Breaking the Ice: Tips for Meeting New People
For Charlene Nadalin, Founder, President and CEO of Amintro, the social app designed exclusively for those 50 plus looking to expand their social circles, it is no surprise that meeting new people comes naturally. And as someone who has built and easily maintains a large network of friends, acquaintances, and colleagues, we thought she was the perfect person to get some tips on breaking the ice in new social settings.
“The first, and probably most important, aspect of meeting new people is to show a genuine interest in them. This includes things like smiling, being engaged in the conversation, listening more than talking, and getting that person’s name and getting it right,” says Charlene.
And if it is a unique or unusual name, Charlene stresses there is no problem in asking the individual to repeat it or spell it out so that you do get it straight. After all, there is nothing worse than getting a name only to forget it half an hour later.
After initial introductions, you want to keep the conversation going. This is when you want to avoid standard rhetoric such as commenting on the weather and instead ask open-ended questions.
“When you first meet someone, let’s say at a function, say ‘Hello how are you, are you enjoying the day? Are you enjoying the event? Have you been to an event like this before?’ Use your environment or the activity as your first topic,” says Charlene.
And if you are first connecting with a person online, say through a site like Amintro, Charlene offers the following advice.
“Give some information about yourself to open up the dialogue and tie that into your questions. For example, if you see on a person’s profile that their favourite country is Italy, use that as an opener. You could say ‘I noticed you’re a fan of Italy, have you been there before? I’d love to go myself one day’. This way you are tying yourself and the other person into the topic.”
On our social platform, Amintronian (member) profiles serve as a conversation starter. Use this information! As Charlene points out, “People are sharing what they want others to see, it is what makes them unique and they expect you to have already read their background if you are getting in touch. Just remember that in order to get information, you have to give information.”
Creating a bridge in the conversation – letting the person know why you are asking a question or tying the question to a point about yourself – allows the conversation to flow without anyone feeling like they are part of an inquisition. Breaking down barriers with commonalities brings people closer together and allows the conversation to take off in all different directions.
While getting to know others may be harder for those that are shy, socialization is necessary to be happy and healthy. We understand that you may not want to be the first person to engage in conversation or take that first step, and for this hesitation, Charlene has a great response, “No one wants to be the first on the dance floor, but everyone wants to be on the dance floor”.

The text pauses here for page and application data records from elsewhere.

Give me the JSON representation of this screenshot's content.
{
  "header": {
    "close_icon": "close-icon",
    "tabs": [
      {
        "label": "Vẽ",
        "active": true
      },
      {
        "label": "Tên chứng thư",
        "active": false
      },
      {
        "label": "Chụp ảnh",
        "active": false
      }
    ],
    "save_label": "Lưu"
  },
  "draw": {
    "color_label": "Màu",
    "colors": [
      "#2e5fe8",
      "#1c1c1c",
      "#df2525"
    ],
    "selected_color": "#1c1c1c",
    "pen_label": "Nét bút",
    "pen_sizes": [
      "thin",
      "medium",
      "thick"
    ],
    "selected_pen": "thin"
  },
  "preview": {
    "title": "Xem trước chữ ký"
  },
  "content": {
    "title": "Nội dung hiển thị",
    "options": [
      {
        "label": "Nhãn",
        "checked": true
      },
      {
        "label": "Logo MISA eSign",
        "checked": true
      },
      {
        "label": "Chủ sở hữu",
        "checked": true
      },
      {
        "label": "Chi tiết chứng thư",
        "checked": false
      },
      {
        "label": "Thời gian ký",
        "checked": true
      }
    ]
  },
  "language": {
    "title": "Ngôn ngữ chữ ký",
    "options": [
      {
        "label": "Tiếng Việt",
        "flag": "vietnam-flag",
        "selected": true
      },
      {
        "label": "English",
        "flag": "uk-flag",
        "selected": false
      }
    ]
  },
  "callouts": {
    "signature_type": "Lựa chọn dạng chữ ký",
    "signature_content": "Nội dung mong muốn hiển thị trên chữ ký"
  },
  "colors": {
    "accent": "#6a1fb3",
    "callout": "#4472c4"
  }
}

So go ahead, be inquisitive. You are not being intrusive, especially in a setting such as Amintro where you are among a circle of peers that all want to meet new people. Don’t be shy. You may be an individual and you may be new but you are part of a community that wants to make new friends and try new things.
It doesn’t matter if you are an introvert or an extrovert, at the end of the day we are all better off after engaging in social settings. You will be glad that you made the effort, got out of your comfort zone, and now have numerous new friendships because of it.
By Christine Tompa